Allergic rhinitis and asthma are both common conditions. While exact numbers are hard to pin down, it is estimated that 25 million adults and children in the United States have allergic rhinitis and another 25 million have asthma.
While they are different conditions, there is overlap. Many people who are diagnosed with asthma also have allergic rhinitis, and the most common type of asthma is allergic asthma, where allergens act as triggers for asthma symptoms.
What are allergies?
An allergy is an immune system reaction to a harmless substance. Normally, the immune system reacts to get rid of germs and heal injuries. You sneeze to rid your nasal passages of germs. Your eyes water to keep harmful particles out. A sprained ankle swells as the area is flooded with fluid and white blood cells. All of these things are appropriate immune responses.
With an allergy, your immune system reacts to things that normally do not trigger any kind of immune response. People are allergic to all sorts of things, including foods, bites and stings from insects, materials and medications. Anything that causes an allergic response is called an allergen.
Allergic rhinitis is inflammation of the nasal membranes that results from allergic reactions. Its symptoms are what we typically call “allergies,” and include nasal congestion, sneezing and irritated eyes, as well as a sore or scratchy throat, coughing, hives and headaches. Common allergens for allergic rhinitis include pollen, mold spores, pet dander and dust mites. You may also hear allergic rhinitis referred to as seasonal allergies, hay fever or indoor and outdoor allergies.
What is asthma?
Asthma is a chronic condition in which the lungs and the airways—the tubes that carry air to and from the lungs—become inflamed. This inflammation causes the airways to spasm, and also causes an excess amount of mucus that blocks the airways. This makes it difficult to breathe normally.
Wheezing, coughing, tightness in the chest and feeling out of breath or shortness of breath are all symptoms of asthma. These symptoms can range from mild to severe. An asthma attack (also called an exacerbation or a flare-up) occurs when asthma symptoms become severe.
Asthma can be triggered by a variety of things—physical exercise, cold air, tobacco smoke and stress can all trigger asthma symptoms. Many people have more than one asthma trigger.
How are asthma and allergies connected?
The most common type of asthma is allergic asthma; approximately 60 percent of people who are diagnosed with asthma have allergic asthma. With allergic asthma, allergens trigger asthma symptoms. This includes skin and food allergens as well as allergens like pollen, pet dander, mold and dust mites.
Though they are different conditions, both allergic rhinitis and asthma are inflammatory disorders, and both involve similar immune responses in the body.
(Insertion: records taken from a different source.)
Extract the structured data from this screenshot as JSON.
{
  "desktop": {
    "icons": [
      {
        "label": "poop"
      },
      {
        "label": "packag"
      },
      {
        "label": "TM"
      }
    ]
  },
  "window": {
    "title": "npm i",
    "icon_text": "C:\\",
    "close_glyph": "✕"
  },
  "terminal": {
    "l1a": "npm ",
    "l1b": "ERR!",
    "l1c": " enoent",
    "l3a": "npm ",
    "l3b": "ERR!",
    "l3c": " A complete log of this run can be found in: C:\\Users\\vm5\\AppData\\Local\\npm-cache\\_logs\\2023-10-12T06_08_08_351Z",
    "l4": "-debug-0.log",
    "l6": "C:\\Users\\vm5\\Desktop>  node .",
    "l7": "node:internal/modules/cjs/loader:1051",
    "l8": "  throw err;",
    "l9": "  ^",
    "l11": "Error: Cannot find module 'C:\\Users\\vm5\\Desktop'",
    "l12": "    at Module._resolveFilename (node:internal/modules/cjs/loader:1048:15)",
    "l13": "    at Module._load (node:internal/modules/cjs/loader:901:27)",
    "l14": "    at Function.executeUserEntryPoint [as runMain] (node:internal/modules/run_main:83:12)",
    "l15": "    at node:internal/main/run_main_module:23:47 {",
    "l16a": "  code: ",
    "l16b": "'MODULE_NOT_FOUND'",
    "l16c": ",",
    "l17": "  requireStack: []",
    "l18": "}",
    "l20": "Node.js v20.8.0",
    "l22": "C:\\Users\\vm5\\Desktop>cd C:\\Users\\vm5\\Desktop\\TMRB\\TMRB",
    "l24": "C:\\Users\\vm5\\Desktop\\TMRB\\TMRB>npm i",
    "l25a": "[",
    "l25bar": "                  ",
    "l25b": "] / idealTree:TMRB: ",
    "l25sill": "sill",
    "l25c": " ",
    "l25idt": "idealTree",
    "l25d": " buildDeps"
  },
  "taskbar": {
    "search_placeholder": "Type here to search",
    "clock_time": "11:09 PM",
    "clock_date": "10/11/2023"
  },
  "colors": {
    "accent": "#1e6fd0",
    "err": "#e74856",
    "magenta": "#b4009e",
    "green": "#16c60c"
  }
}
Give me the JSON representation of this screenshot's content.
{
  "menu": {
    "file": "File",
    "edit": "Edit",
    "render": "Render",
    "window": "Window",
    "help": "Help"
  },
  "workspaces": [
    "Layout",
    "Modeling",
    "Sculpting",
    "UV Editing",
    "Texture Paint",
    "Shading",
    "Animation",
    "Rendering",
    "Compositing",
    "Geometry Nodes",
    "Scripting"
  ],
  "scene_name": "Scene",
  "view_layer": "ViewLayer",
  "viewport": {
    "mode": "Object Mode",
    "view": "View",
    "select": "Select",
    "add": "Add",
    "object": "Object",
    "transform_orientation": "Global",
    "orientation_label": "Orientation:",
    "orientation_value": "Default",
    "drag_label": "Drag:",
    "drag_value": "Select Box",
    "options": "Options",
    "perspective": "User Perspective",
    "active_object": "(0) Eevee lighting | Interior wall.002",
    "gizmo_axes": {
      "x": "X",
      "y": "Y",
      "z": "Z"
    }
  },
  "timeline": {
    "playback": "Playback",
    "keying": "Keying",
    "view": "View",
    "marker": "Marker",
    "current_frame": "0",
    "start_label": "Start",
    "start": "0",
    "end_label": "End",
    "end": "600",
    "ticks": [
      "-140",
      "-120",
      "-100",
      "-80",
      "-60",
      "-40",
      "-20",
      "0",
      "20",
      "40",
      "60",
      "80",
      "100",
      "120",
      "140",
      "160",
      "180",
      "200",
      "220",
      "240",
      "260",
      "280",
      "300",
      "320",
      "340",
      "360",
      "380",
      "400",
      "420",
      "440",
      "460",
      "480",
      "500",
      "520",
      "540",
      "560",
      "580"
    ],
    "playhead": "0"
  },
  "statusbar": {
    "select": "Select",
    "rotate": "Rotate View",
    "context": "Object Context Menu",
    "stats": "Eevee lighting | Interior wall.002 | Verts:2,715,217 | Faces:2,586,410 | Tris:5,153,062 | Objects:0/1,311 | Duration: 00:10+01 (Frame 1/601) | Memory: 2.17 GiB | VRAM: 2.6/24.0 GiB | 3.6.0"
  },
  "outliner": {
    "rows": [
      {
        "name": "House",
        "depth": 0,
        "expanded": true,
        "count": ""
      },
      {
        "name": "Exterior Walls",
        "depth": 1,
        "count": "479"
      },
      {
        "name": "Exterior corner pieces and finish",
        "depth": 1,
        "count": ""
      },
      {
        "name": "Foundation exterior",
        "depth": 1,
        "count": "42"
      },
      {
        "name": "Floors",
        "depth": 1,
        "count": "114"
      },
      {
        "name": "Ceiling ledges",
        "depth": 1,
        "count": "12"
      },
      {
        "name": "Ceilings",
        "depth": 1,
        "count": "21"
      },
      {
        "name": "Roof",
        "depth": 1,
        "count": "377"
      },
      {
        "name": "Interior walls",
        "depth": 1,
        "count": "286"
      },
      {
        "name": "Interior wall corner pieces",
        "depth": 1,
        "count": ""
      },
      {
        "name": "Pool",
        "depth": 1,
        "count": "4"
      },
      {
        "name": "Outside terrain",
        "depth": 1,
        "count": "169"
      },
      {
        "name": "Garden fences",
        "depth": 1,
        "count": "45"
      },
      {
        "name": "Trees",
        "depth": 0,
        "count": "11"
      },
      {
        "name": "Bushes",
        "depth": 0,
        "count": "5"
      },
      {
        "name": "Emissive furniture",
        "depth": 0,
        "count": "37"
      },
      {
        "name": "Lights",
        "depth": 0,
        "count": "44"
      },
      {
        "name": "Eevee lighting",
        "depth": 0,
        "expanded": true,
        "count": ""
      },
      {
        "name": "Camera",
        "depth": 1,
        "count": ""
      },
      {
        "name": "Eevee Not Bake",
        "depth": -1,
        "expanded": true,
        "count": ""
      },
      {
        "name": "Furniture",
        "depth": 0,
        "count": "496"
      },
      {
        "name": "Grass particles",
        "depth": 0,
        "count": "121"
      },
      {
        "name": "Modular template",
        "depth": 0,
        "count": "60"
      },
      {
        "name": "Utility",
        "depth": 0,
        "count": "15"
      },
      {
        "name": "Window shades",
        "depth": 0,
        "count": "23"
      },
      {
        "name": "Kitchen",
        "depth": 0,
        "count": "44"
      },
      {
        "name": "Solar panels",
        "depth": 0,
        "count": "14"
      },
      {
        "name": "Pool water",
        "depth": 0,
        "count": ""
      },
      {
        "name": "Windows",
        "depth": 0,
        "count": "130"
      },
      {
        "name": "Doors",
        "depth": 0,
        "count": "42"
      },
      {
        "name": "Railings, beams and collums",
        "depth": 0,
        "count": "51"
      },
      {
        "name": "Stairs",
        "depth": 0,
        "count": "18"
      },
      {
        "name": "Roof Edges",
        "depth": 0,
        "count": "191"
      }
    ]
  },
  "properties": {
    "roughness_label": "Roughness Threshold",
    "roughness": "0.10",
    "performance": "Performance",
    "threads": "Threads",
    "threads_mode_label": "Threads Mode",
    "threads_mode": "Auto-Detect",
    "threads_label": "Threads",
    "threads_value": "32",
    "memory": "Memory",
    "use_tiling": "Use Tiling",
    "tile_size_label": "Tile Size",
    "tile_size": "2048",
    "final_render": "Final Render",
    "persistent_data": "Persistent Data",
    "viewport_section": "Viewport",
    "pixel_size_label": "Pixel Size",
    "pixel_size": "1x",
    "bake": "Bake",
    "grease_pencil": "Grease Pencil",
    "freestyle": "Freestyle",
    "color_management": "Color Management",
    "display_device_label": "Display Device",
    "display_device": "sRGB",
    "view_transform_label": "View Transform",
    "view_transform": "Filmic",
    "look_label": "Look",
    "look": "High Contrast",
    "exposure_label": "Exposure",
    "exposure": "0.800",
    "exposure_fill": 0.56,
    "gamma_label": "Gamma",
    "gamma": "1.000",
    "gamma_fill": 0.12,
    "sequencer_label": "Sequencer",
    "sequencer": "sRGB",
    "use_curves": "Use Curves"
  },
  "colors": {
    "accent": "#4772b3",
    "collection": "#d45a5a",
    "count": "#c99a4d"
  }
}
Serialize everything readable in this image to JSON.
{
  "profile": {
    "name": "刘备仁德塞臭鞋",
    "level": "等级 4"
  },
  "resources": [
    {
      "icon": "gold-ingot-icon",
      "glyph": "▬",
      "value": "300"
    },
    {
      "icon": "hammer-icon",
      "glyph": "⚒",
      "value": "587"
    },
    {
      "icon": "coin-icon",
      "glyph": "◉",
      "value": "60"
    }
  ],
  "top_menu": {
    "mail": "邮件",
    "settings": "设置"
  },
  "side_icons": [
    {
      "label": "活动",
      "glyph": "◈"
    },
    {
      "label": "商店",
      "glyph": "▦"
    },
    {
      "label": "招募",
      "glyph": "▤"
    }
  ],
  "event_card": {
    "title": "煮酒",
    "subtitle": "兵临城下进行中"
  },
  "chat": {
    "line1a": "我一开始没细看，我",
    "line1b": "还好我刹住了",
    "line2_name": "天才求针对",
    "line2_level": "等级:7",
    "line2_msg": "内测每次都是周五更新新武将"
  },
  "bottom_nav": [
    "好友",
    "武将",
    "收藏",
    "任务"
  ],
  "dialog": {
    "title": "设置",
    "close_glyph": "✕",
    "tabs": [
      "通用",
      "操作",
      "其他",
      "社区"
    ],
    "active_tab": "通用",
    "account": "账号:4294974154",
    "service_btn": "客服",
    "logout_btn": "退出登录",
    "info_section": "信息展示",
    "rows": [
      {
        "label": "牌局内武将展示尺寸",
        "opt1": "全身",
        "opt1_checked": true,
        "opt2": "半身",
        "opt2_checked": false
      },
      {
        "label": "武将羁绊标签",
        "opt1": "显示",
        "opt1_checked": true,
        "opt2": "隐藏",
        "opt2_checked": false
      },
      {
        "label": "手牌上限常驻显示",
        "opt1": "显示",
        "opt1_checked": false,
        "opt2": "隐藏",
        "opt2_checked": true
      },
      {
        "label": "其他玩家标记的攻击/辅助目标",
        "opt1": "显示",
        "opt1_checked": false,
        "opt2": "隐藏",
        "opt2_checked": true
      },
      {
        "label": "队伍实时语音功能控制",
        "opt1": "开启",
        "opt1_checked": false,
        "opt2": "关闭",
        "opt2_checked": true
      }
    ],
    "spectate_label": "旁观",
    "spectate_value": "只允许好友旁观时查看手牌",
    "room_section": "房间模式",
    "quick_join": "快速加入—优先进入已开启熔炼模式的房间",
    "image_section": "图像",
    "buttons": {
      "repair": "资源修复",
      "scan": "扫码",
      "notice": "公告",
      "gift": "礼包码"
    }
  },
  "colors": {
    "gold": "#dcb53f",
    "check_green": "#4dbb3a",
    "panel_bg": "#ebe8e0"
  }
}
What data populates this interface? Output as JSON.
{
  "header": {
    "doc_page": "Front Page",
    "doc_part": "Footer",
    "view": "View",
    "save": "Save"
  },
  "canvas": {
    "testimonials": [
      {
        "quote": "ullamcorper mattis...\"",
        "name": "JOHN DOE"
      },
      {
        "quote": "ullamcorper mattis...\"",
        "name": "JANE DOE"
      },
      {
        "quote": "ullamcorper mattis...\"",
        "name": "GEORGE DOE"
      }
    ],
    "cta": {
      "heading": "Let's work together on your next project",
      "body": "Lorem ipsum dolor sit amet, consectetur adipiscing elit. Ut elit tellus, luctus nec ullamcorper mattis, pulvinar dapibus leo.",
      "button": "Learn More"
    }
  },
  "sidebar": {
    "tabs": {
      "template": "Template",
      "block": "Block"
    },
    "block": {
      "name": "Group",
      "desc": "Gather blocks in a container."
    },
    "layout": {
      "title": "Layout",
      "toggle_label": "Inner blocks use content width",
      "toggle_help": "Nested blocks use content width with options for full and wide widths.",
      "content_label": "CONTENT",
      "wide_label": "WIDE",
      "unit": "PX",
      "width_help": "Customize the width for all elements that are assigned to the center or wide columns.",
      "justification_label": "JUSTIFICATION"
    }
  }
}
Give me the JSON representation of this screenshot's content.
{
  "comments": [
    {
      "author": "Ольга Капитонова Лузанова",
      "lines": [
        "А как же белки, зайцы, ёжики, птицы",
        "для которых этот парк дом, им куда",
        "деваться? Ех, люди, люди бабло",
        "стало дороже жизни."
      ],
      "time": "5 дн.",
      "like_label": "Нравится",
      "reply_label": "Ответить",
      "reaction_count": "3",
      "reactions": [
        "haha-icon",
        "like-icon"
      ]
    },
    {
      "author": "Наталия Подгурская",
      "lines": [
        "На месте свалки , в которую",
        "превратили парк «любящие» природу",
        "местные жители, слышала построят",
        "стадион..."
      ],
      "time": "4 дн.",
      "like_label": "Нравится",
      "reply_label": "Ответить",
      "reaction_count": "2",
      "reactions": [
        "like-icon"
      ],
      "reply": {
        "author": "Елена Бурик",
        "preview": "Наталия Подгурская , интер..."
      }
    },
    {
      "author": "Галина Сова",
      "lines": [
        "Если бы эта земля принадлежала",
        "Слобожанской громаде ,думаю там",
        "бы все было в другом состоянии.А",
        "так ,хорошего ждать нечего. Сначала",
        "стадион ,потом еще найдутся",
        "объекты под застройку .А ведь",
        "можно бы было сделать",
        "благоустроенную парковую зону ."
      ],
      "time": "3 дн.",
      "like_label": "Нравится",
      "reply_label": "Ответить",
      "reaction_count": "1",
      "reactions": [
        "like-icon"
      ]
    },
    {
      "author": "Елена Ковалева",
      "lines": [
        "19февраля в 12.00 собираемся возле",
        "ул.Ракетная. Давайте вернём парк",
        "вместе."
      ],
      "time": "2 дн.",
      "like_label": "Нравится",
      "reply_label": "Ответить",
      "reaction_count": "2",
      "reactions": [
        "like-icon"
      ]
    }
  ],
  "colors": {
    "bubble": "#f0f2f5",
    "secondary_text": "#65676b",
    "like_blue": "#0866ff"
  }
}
It is common for people diagnosed with asthma to also have allergic rhinitis, and allergic rhinitis is a risk factor for developing asthma.
If you have symptoms of allergies, asthma or allergic asthma, or have been diagnosed with any of these conditions, it’s important to work with your healthcare provider to get an accurate diagnosis and come up with a treatment plan to address your symptoms.
It is also important to understand that conditions like these can change over time and increase your risk for things like sinus infections, bronchitis and pneumonia. See your healthcare provider anytime you start to experience new symptoms, your symptoms worsen or your symptoms are not responding to treatment.
BY JAMESON KOWALCZYK